Xi Jinping’s View
Kevin Rudd reminds us that “In the United States, few have paid much attention to the domestic political and economic drivers of Chinese grand strategy, the content of that strategy, or the ways in which China has been operationalizing it in recent decades. The conversation in Washington has been all about what the United States ought to do, without much reflection on whether any given course of action might result in real changes to China’s strategic course. A prime example of this type of foreign policy myopia was an address that then Secretary of State Mike Pompeo delivered last July, in which he effectively called for the overthrow of the CCP. “We, the freedom-loving nations of the world, must induce China to change,” he declared, including by “empower[ing] the Chinese people” … [but Mr Rudd says, and I agree] … The only thing that could lead the Chinese people to rise up against the party-state, however, is their own frustration with the CCP’s poor performance on addressing unemployment, its radical mismanagement of a natural disaster (such as a pandemic), or its massive extension of what is already intense political repression. Outside encouragement of such discontent, especially from the United States, is unlikely to help and quite likely to hinder any change. Besides, U.S. allies would never support such an approach; regime change has not exactly been a winning strategy in recent decades. Finally, bombastic statements such as Pompeo’s are utterly counterproductive, because they strengthen Xi’s hand at home, allowing him to point to the threat of foreign subversion to justify ever-tighter domestic security measures, thereby making it easier for him to rally disgruntled CCP elites in solidarity against an external threat … [and] … That last factor is particularly important for Xi, because one of his main goals is to remain in power until 2035, by which time he will be 82, the age at which Mao passed away. Xi’s determination to do so is reflected in the party’s abolition of term limits, its recent announcement of an economic plan that extends all the way to 2035, and the fact that Xi has not even hinted at who might succeed him even though only two years remain in his official term. Xi experienced some difficulty in the early part of 2020, owing to a slowing economy and the COVID-19 pandemic, whose Chinese origins put the CCP on the defensive. But by the year’s end, official Chinese media were hailing him as the party’s new “great navigator and helmsman,” who had prevailed in a heroic “people’s war” against the novel coronavirus. Indeed, Xi’s standing has been aided greatly by the shambolic management of the pandemic in the United States and a number of other Western countries, which the CCP has highlighted as evidence of the inherent superiority of the Chinese authoritarian system. And just in case any ambitious party officials harbor thoughts about an alternative candidate to lead the party after Xi’s term is supposed to end in 2022, Xi recently launched a major purge—a “rectification campaign,” as the CCP calls it—of members deemed insufficiently loyal.”

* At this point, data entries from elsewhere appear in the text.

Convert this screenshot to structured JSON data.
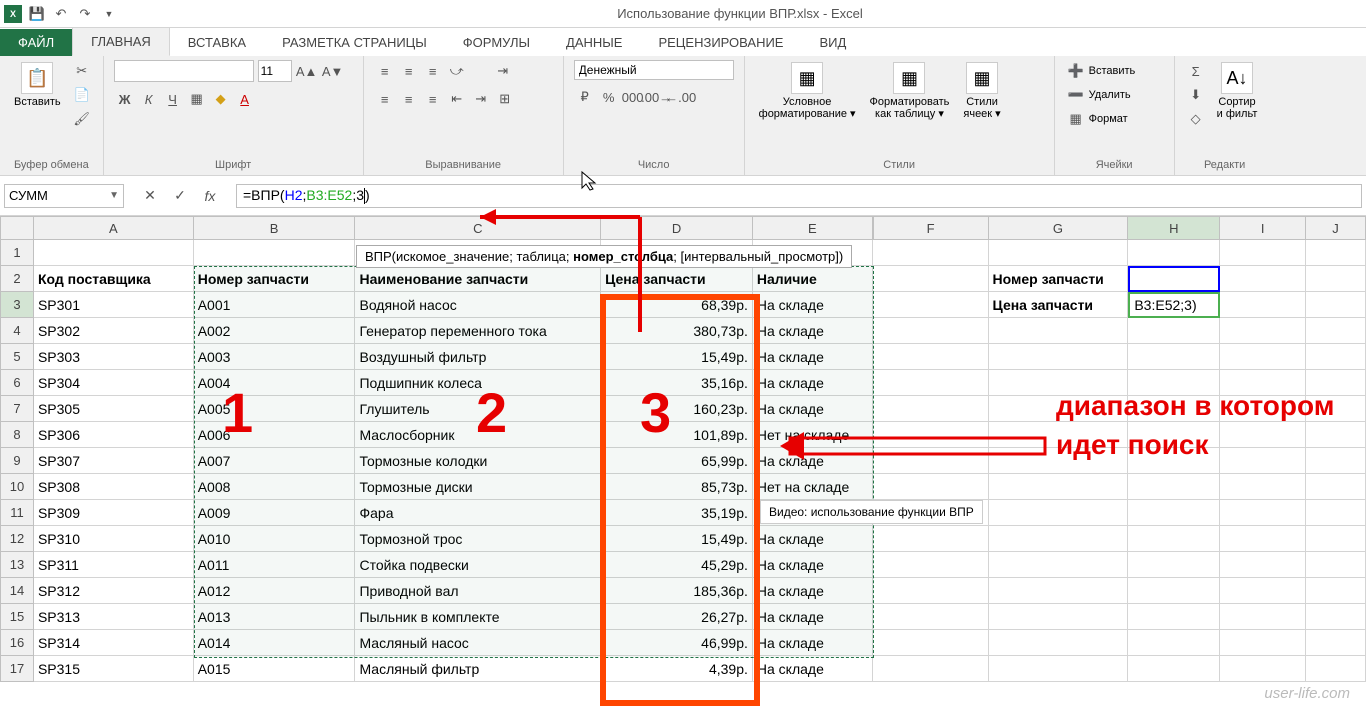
{
  "title": "Использование функции ВПР.xlsx - Excel",
  "qat": {
    "save": "save",
    "undo": "undo",
    "redo": "redo"
  },
  "tabs": [
    "ФАЙЛ",
    "ГЛАВНАЯ",
    "ВСТАВКА",
    "РАЗМЕТКА СТРАНИЦЫ",
    "ФОРМУЛЫ",
    "ДАННЫЕ",
    "РЕЦЕНЗИРОВАНИЕ",
    "ВИД"
  ],
  "ribbon": {
    "paste": "Вставить",
    "clipboard": "Буфер обмена",
    "font": "Шрифт",
    "font_size": "11",
    "alignment": "Выравнивание",
    "number": "Число",
    "number_format": "Денежный",
    "styles": "Стили",
    "cond_fmt1": "Условное",
    "cond_fmt2": "форматирование",
    "fmt_table1": "Форматировать",
    "fmt_table2": "как таблицу",
    "cell_styles1": "Стили",
    "cell_styles2": "ячеек",
    "cells": "Ячейки",
    "insert": "Вставить",
    "delete": "Удалить",
    "format": "Формат",
    "editing": "Редакти",
    "sort1": "Сортир",
    "sort2": "и фильт"
  },
  "namebox": "СУММ",
  "formula": "=ВПР(H2;B3:E52;3)",
  "tooltip_prefix": "ВПР(искомое_значение; таблица; ",
  "tooltip_bold": "номер_столбца",
  "tooltip_suffix": "; [интервальный_просмотр])",
  "columns": [
    "A",
    "B",
    "C",
    "D",
    "E",
    "F",
    "G",
    "H",
    "I",
    "J"
  ],
  "headers": {
    "A": "Код поставщика",
    "B": "Номер запчасти",
    "C": "Наименование запчасти",
    "D": "Цена запчасти",
    "E": "Наличие",
    "G2": "Номер запчасти",
    "G3": "Цена запчасти",
    "H3": "B3:E52;3)"
  },
  "rows": [
    {
      "n": 3,
      "a": "SP301",
      "b": "A001",
      "c": "Водяной насос",
      "d": "68,39р.",
      "e": "На складе"
    },
    {
      "n": 4,
      "a": "SP302",
      "b": "A002",
      "c": "Генератор переменного тока",
      "d": "380,73р.",
      "e": "На складе"
    },
    {
      "n": 5,
      "a": "SP303",
      "b": "A003",
      "c": "Воздушный фильтр",
      "d": "15,49р.",
      "e": "На складе"
    },
    {
      "n": 6,
      "a": "SP304",
      "b": "A004",
      "c": "Подшипник колеса",
      "d": "35,16р.",
      "e": "На складе"
    },
    {
      "n": 7,
      "a": "SP305",
      "b": "A005",
      "c": "Глушитель",
      "d": "160,23р.",
      "e": "На складе"
    },
    {
      "n": 8,
      "a": "SP306",
      "b": "A006",
      "c": "Маслосборник",
      "d": "101,89р.",
      "e": "Нет на складе"
    },
    {
      "n": 9,
      "a": "SP307",
      "b": "A007",
      "c": "Тормозные колодки",
      "d": "65,99р.",
      "e": "На складе"
    },
    {
      "n": 10,
      "a": "SP308",
      "b": "A008",
      "c": "Тормозные диски",
      "d": "85,73р.",
      "e": "Нет на складе"
    },
    {
      "n": 11,
      "a": "SP309",
      "b": "A009",
      "c": "Фара",
      "d": "35,19р.",
      "e": "На складе"
    },
    {
      "n": 12,
      "a": "SP310",
      "b": "A010",
      "c": "Тормозной трос",
      "d": "15,49р.",
      "e": "На складе"
    },
    {
      "n": 13,
      "a": "SP311",
      "b": "A011",
      "c": "Стойка подвески",
      "d": "45,29р.",
      "e": "На складе"
    },
    {
      "n": 14,
      "a": "SP312",
      "b": "A012",
      "c": "Приводной вал",
      "d": "185,36р.",
      "e": "На складе"
    },
    {
      "n": 15,
      "a": "SP313",
      "b": "A013",
      "c": "Пыльник в комплекте",
      "d": "26,27р.",
      "e": "На складе"
    },
    {
      "n": 16,
      "a": "SP314",
      "b": "A014",
      "c": "Масляный насос",
      "d": "46,99р.",
      "e": "На складе"
    },
    {
      "n": 17,
      "a": "SP315",
      "b": "A015",
      "c": "Масляный фильтр",
      "d": "4,39р.",
      "e": "На складе"
    }
  ],
  "annotations": {
    "num1": "1",
    "num2": "2",
    "num3": "3",
    "text": "диапазон в котором идет поиск",
    "video_tip": "Видео: использование функции ВПР"
  },
  "watermark": "user-life.com"
}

Tomorrow: Kevin Rudd explains China’s aims and it’s one HUGE problem.